Today in 1964, US Patent 3123476 A was issued, an invention of Michael Edward Ash, assigned to Arthur Guinness Son and Company for his “Production of Hopped Wort.” Here’s the Abstract:
The invention relates to the hopping of wort, a stage in the brewing process which takes place prior to fermentation. The object of the hopping process is to extract from the hops and transfer to the Wort certain desirable flavouring substances particularly humulone, or substances derived therefrom, which are generally considered to provide the bitter flavour in finished beer, and which in some cases may exercise a preservative function.
Today is the 43rd birthday of Jeff Cioletti, president of Drinkable Media and Editor-at-Large for Beverage World magazine. He’s been covering the business of beer for quite a long while. I run into Jeff at numerous industry events, and we’ve taken a press trip to Belgium. Join me in wishing Jeff a very happy birthday.

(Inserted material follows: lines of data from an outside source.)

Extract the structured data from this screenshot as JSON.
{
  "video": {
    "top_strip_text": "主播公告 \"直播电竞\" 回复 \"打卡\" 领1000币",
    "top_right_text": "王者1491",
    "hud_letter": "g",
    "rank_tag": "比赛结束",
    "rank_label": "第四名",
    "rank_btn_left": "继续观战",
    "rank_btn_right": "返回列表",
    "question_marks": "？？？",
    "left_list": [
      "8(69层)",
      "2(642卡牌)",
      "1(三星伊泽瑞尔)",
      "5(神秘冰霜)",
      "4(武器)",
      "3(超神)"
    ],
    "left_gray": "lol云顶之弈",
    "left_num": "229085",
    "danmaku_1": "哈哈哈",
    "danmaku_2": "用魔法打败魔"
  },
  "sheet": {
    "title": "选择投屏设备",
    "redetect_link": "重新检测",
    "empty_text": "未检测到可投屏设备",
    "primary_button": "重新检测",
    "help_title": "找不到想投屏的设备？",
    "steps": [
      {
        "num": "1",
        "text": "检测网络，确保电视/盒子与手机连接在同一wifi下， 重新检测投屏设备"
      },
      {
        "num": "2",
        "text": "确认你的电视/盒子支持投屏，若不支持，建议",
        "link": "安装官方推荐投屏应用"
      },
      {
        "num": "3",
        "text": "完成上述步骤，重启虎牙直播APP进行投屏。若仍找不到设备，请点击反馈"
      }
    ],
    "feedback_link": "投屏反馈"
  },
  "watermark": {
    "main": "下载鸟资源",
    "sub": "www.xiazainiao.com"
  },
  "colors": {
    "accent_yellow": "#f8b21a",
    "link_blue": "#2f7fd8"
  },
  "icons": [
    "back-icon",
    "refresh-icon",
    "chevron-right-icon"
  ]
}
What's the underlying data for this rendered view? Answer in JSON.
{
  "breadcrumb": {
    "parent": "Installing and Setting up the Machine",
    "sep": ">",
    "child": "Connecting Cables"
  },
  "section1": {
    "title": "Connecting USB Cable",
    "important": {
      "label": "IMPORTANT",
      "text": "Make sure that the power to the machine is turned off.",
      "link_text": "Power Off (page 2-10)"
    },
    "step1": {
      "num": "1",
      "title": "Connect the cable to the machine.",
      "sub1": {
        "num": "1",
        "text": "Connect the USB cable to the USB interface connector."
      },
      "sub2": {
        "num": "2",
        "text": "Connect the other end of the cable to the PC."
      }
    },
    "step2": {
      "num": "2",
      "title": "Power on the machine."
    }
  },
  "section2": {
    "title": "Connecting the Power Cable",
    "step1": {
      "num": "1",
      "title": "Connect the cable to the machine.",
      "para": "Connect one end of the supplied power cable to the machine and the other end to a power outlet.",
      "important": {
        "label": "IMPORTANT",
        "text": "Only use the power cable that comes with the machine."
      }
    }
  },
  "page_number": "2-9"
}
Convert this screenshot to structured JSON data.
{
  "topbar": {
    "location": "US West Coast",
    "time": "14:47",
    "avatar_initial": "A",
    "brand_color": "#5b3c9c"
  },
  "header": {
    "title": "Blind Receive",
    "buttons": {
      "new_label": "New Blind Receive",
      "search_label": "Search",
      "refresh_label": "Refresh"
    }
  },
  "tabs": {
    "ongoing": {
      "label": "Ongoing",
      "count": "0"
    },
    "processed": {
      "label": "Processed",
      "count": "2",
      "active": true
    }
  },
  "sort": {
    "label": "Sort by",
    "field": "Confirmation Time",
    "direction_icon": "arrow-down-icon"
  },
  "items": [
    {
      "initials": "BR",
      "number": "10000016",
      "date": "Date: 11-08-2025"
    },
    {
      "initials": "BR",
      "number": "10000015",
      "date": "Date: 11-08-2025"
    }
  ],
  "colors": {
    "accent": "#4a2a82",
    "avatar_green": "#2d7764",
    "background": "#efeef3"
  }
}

Jeff (on the left just above Lew Bryson) at our table inside the barrel room at Samuel Adams in Boston during an anniversary dinner there last year, when we opened every vintage of Utopias, plus Triple Bock and Millennium Ale.
Today in 1970, US Patent 3498313 A was issued, an invention of Daniel E. Belich, for his “Beer Keg Tap.” Here’s the Abstract:
This application discloses a tap in which the portion of the tap from the head to the bottom of the keg may remain in place during merchandising. The user needs only a small coaxial outlet unit attached to tap beer and gas pressure lines. The outlet unit is small and easily cleaned, and represents only a modest investment for the tavern keeper. The portion of the device which is retained in the barrel contains valving arrangements which prevent the escape of beer or gas pressure from a partially used keg when the outlet is withdrawn, and provide improved Valve arrangements which rely on elastic valve members for admission of air under pressure.
Monday’s ad is for Heineken, from, I think, the early 1990s. I confess I don’t remember this ad campaign from Heineken, but I recently discovered that they had a reasonably long-running series of ads with the tagline “When You make a great beer, you don’t have to make a great fuss.” They’re all minimalist in design with witty text and that fussy tagline. I haven’t been able to find a lot of specifics about the campaign, apart from a few suggestions that it may not have run in the United States. But it’s pretty funny in the context of the ABI Super Bowl ad that accused craft beer drinkers of being to fussy about their beer.